Critics claim the legislation will send household energy bills soaring, by authorising ministers to put £7.6 billion towards "green" power generation in 2020, up from £2.35 billion this year.
But environmentalists say the new Energy Bill does not go far enough.
This is because the Bill does not include a target to cut carbon emissions from the energy sector by 2030.
But the Bill does include the power to set a target in 2016 if it is considered necessary.
An estimated £110 billion is needed in the next decade to renew the UK's ageing electricity infrastructure.
Much of this money will be spent on low-carbon power sources such as wind farms to cut emissions and keep the lights on.
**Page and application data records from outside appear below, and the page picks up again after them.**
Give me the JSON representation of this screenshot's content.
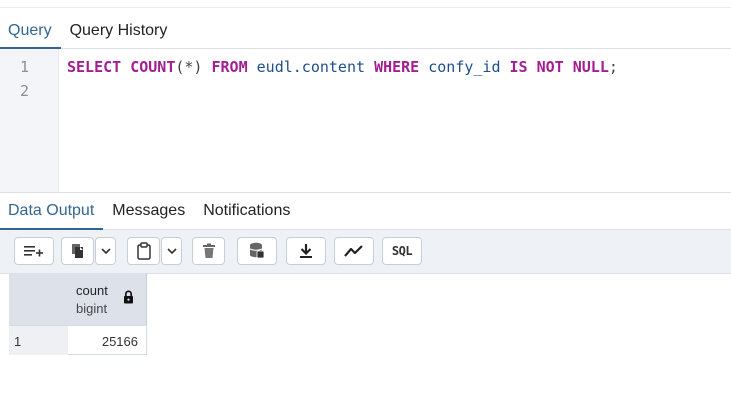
{
  "query_tabs": [
    {
      "label": "Query",
      "active": true
    },
    {
      "label": "Query History",
      "active": false
    }
  ],
  "editor": {
    "line_numbers": [
      "1",
      "2"
    ],
    "line1": {
      "kw_select": "SELECT",
      "fn_count": "COUNT",
      "paren_star": "(*)",
      "kw_from": "FROM",
      "table": "eudl.content",
      "kw_where": "WHERE",
      "column": "confy_id",
      "kw_is": "IS",
      "kw_not": "NOT",
      "kw_null": "NULL",
      "semicolon": ";"
    }
  },
  "output_tabs": [
    {
      "label": "Data Output",
      "active": true
    },
    {
      "label": "Messages",
      "active": false
    },
    {
      "label": "Notifications",
      "active": false
    }
  ],
  "toolbar": {
    "add_row_icon": "add-row-icon",
    "copy_icon": "copy-icon",
    "paste_icon": "paste-icon",
    "delete_icon": "delete-icon",
    "save_data_icon": "save-data-icon",
    "download_icon": "download-icon",
    "graph_icon": "graph-icon",
    "sql_label": "SQL"
  },
  "grid": {
    "columns": [
      {
        "name": "count",
        "type": "bigint",
        "locked": true
      }
    ],
    "rows": [
      {
        "row_number": "1",
        "values": [
          "25166"
        ]
      }
    ]
  },
  "colors": {
    "accent": "#326690",
    "keyword": "#a31e91",
    "identifier": "#1f4f8a"
  }
}
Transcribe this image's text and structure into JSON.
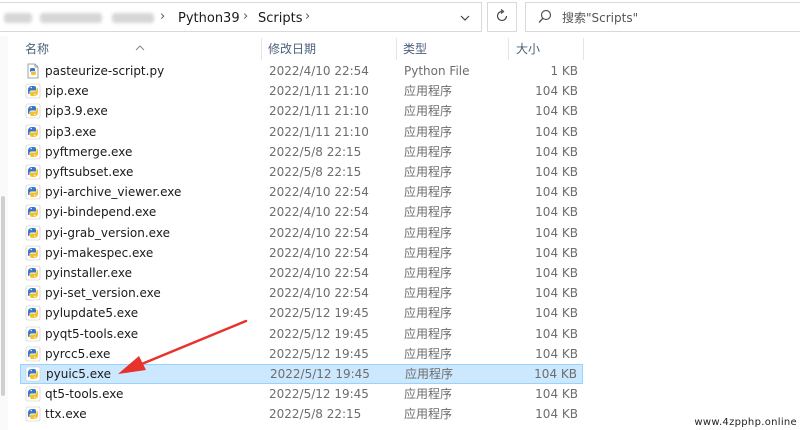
{
  "address_bar": {
    "path": [
      "Python39",
      "Scripts"
    ],
    "dropdown_icon": "chevron-down-icon",
    "refresh_icon": "refresh-icon"
  },
  "search": {
    "placeholder": "搜索\"Scripts\"",
    "icon": "search-icon"
  },
  "columns": {
    "name": "名称",
    "date": "修改日期",
    "type": "类型",
    "size": "大小",
    "sorted_by": "name"
  },
  "files": [
    {
      "name": "pasteurize-script.py",
      "date": "2022/4/10 22:54",
      "type": "Python File",
      "size": "1 KB",
      "icon": "python-script-icon"
    },
    {
      "name": "pip.exe",
      "date": "2022/1/11 21:10",
      "type": "应用程序",
      "size": "104 KB",
      "icon": "python-exe-icon"
    },
    {
      "name": "pip3.9.exe",
      "date": "2022/1/11 21:10",
      "type": "应用程序",
      "size": "104 KB",
      "icon": "python-exe-icon"
    },
    {
      "name": "pip3.exe",
      "date": "2022/1/11 21:10",
      "type": "应用程序",
      "size": "104 KB",
      "icon": "python-exe-icon"
    },
    {
      "name": "pyftmerge.exe",
      "date": "2022/5/8 22:15",
      "type": "应用程序",
      "size": "104 KB",
      "icon": "python-exe-icon"
    },
    {
      "name": "pyftsubset.exe",
      "date": "2022/5/8 22:15",
      "type": "应用程序",
      "size": "104 KB",
      "icon": "python-exe-icon"
    },
    {
      "name": "pyi-archive_viewer.exe",
      "date": "2022/4/10 22:54",
      "type": "应用程序",
      "size": "104 KB",
      "icon": "python-exe-icon"
    },
    {
      "name": "pyi-bindepend.exe",
      "date": "2022/4/10 22:54",
      "type": "应用程序",
      "size": "104 KB",
      "icon": "python-exe-icon"
    },
    {
      "name": "pyi-grab_version.exe",
      "date": "2022/4/10 22:54",
      "type": "应用程序",
      "size": "104 KB",
      "icon": "python-exe-icon"
    },
    {
      "name": "pyi-makespec.exe",
      "date": "2022/4/10 22:54",
      "type": "应用程序",
      "size": "104 KB",
      "icon": "python-exe-icon"
    },
    {
      "name": "pyinstaller.exe",
      "date": "2022/4/10 22:54",
      "type": "应用程序",
      "size": "104 KB",
      "icon": "python-exe-icon"
    },
    {
      "name": "pyi-set_version.exe",
      "date": "2022/4/10 22:54",
      "type": "应用程序",
      "size": "104 KB",
      "icon": "python-exe-icon"
    },
    {
      "name": "pylupdate5.exe",
      "date": "2022/5/12 19:45",
      "type": "应用程序",
      "size": "104 KB",
      "icon": "python-exe-icon"
    },
    {
      "name": "pyqt5-tools.exe",
      "date": "2022/5/12 19:45",
      "type": "应用程序",
      "size": "104 KB",
      "icon": "python-exe-icon"
    },
    {
      "name": "pyrcc5.exe",
      "date": "2022/5/12 19:45",
      "type": "应用程序",
      "size": "104 KB",
      "icon": "python-exe-icon"
    },
    {
      "name": "pyuic5.exe",
      "date": "2022/5/12 19:45",
      "type": "应用程序",
      "size": "104 KB",
      "icon": "python-exe-icon",
      "selected": true
    },
    {
      "name": "qt5-tools.exe",
      "date": "2022/5/12 19:45",
      "type": "应用程序",
      "size": "104 KB",
      "icon": "python-exe-icon"
    },
    {
      "name": "ttx.exe",
      "date": "2022/5/8 22:15",
      "type": "应用程序",
      "size": "104 KB",
      "icon": "python-exe-icon"
    }
  ],
  "annotation": {
    "icon": "red-arrow-icon",
    "color": "#e8322c"
  },
  "watermark": "www.4zpphp.online",
  "colors": {
    "selection_bg": "#cce8ff",
    "selection_border": "#99d1ff",
    "header_text": "#4c607a"
  }
}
The forthcoming Energy Bill, which aims to drive the investment, has been the subject of political wrangling within the coalition government.
Mr Davey has voiced support for long-term limits on carbon emissions by the energy sector.
Meanwhile, Chancellor George Osborne has backed plans for new gas power plants as a cheap source of electricity and tax relief for unconventional shale gas exploration in the UK.
But agreement has now been reached on a series of contentious issues.
In a statement on Thursday night, Mr Davey hailed a "durable agreement" which would allow him to introduce a Bill next week and have essential electricity market reforms up and running by 2014, as planned.
'Keep the lights on'
"They will allow us to meet our legally-binding carbon reduction and renewable energy obligations and will bring on the investment required to keep the lights on and bills affordable for consumers," he said.
The agreement will also see a "capacity mechanism" established.
This will allow companies to bid in auctions for support to provide flexible electricity supplies such as gas power, or for measures to reduce demand for energy, from 2014 if it appears that UK peak demand might exceed supplies.
The Energy Bill will also set up a government-owned company with which firms can sign long-term contracts to receive a guaranteed price for electricity from low-carbon sources.
It is hoped this will give investors certainty and will bring down the high cost of capital for schemes such as nuclear reactors and offshore wind.
'Green energy good'
Kate Rose, head of energy at Confused.com, said in the long run switching the UK over to green energy is a good thing.
She explained: "Not just because of the importance of protecting our environment, but also because this will reduce our reliance on fuels from overseas.
"Imported energy is subject to world pricing and could be either cheaper or more expensive depending on the market at that time.
"The recent energy price hikes can be attributed to wholesale costs rising, as well as government intervention in things like energy efficiency and infrastructure.
"We are analysing the impact the Energy Bill will have on consumers' fuel bills.
In the meantime we know prices will go up over the next few years and so consumers will have no choice but to shop around to save money.
"Green energy is expensive but with the government committing to carbon reduction targets, it is a necessary requirement and will protect our futures."
How to save
Five of the big six gas and electricity firms have announced price rises. But you could lower your winter gas and electricity prices by shopping around for a cheaper deal.
Check out our gas and electricity switching service for more details and to see how much you could save.